Within the entries that follow, report how many lines contain the word "icon", giving the number by itself.

_Records to process_
= = = = =

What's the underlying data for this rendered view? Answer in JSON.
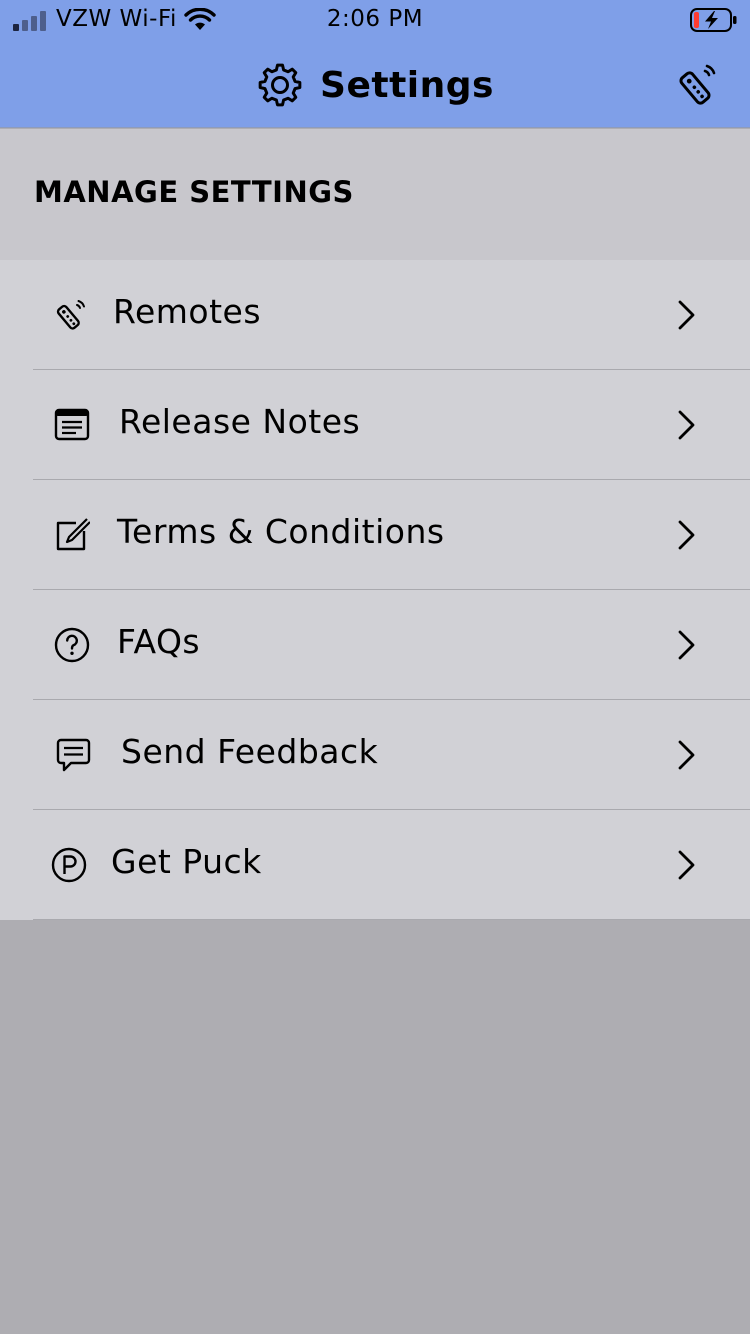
{
  "status_bar": {
    "carrier": "VZW Wi-Fi",
    "time": "2:06 PM",
    "battery_fill_color": "#ff3b30",
    "signal_bars_active": 1,
    "signal_bars_total": 4
  },
  "header": {
    "title": "Settings",
    "title_icon": "gear-icon",
    "action_icon": "remote-icon",
    "background_color": "#7f9fe8"
  },
  "section": {
    "title": "MANAGE SETTINGS"
  },
  "menu": {
    "items": [
      {
        "label": "Remotes",
        "icon": "remote-icon"
      },
      {
        "label": "Release Notes",
        "icon": "notes-icon"
      },
      {
        "label": "Terms & Conditions",
        "icon": "edit-icon"
      },
      {
        "label": "FAQs",
        "icon": "question-circle-icon"
      },
      {
        "label": "Send Feedback",
        "icon": "chat-bubble-icon"
      },
      {
        "label": "Get Puck",
        "icon": "puck-p-icon"
      }
    ]
  }
}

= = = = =

_Task response_
8